Next, the bear is full of desert wildflower honey. When I tasted it at the shop in Pine, it was light in flavor -- just right for me. Generally, I prefer my honey *with* something else, such as butter or peanut butter. Putting a label on a bear is tough (which is why there's a dilemma about packaging -- will the allure of the bear's shape and the squeezable bottle be more popular than a jar?) They use a no-nonsense address-style label on the back.

Finally, I found the comb honey from Oklahoma mentioned in this post. ($8.75) The trouble with comb honey is the time and effort it takes to cut it, not crush it, and get it into the jar. Most of the time, comb honey is noticeably more expensive, so my question is: is it worth the extra time to charge the extra money? In this case, however, the weight of the honey is more than the other jars, so in reality, the Oklahoma comb honey was a real bargain! I like their relatively straight-forward design with the old-fashioned skeps. Yellow and black labels are very common, and some are more memorable than others.
Can you tell I'm thinking about our labels and containers? I hope to have something to share soon. There are so many choices, so I'd love to hear from some of you on your preferences, especially for containers! Glass or plastic? Squeeze or spoon? Check out some options at Brushy Mountain Bee Farm.

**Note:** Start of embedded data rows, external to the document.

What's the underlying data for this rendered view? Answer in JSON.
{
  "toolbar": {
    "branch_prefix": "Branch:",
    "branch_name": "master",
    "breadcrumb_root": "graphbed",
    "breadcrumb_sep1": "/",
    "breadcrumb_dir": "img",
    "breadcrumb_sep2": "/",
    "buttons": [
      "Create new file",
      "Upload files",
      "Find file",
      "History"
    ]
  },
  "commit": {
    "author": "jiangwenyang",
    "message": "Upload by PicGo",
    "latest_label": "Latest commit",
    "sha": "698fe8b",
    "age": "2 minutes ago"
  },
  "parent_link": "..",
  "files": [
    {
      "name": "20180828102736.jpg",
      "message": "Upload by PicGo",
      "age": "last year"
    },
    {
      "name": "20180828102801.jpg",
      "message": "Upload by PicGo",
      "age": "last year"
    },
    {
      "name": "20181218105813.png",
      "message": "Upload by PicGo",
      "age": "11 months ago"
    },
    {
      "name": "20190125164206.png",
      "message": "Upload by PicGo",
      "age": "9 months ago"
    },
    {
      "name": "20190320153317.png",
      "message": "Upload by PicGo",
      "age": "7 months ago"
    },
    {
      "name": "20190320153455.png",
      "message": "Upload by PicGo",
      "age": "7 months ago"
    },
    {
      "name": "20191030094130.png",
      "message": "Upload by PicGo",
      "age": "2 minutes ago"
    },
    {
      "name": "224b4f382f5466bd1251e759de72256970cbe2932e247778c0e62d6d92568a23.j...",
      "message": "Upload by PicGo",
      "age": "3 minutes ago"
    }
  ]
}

Tuesday, November 30, 2010

A Stormy Night

The tornado siren went off four times last night.

The wind roared.

The hail skittered on our metal roof.

I worried about the bees being blown over, or their lids blown off.

Mark checked them today while I was at work and says they're okay.

The temperatures never got above the low 50s today, so they couldn't fly.

I hope they're doing what they do, a pulsating cluster of heat, cozy and warm inside the hives.

What exactly is it that they do? The gather in a ball around the queen and pulsate their muscles to generate heat. As the bees on the exterior get cold, they move inward, and warmer bees move to the outer edges. The challenge is making sure they have enough food close by enough to sustain them through the winter. If it's too cold, they'll stay over the brood to keep it alive rather than move upward to get the honey that's available.

I'm eager to go ahead and try Linda's recipe for bee tea and supply it to the bees in Hive 4 to see if it will help them survive the winter. What I really wish for is a warm enough temperatures to do an inspection and see how much honey they really have, now that I've learned a strong colony needs 40-50 pounds of honey to see them through the winter.

On the upside, it's unlikely our hives will ever look like this photo, from the photo gallery at Good luck to our beekeeping friends in much colder places!

Sunday, November 28, 2010

A New Travel Stop

Now that we're keeping bees, we stop somewhere to buy honey whenever we travel.

When we were in Nebraska, Mark spotted a sign advertising honey and apples. We drove a couple miles down a gravel road, and arrived at a place with an "open" sign but no one around.

No one except Harley, that is. Harley is a Newfoundland and one of the largest dogs *ever*. He met us, allowed us to pet him, and if he could have worked the cash register, would have sold us some honey and apples. Sadly for him, humans arrived to take care of business and advised him to stop slobbering on us. Though they aren't beekeepers, they have a plaque on their barn that indicates the farm has been in their family over one hundred years. They stock local honey, which was very thick compared to MS honey. The label reads: Boellstorff's Bees, RR1 Box 32, Johnson, NE 68378.

I had a picture of the jar of honey, but both the photo and the honey have disappeared. ;-) Who wants to see a picture of an empty bottle of honey? We also stopped at a co-op in Oklahoma (to use the restroom) and they had jars of local honey on the counter. Mark bought a jar of chunk honey and a bag of peanuts while I refrained from buying toys for Duke.

When Sarah can access her pictures of our recent trip to Arizona, I'll share our stop at a honey shop in Pine, AZ.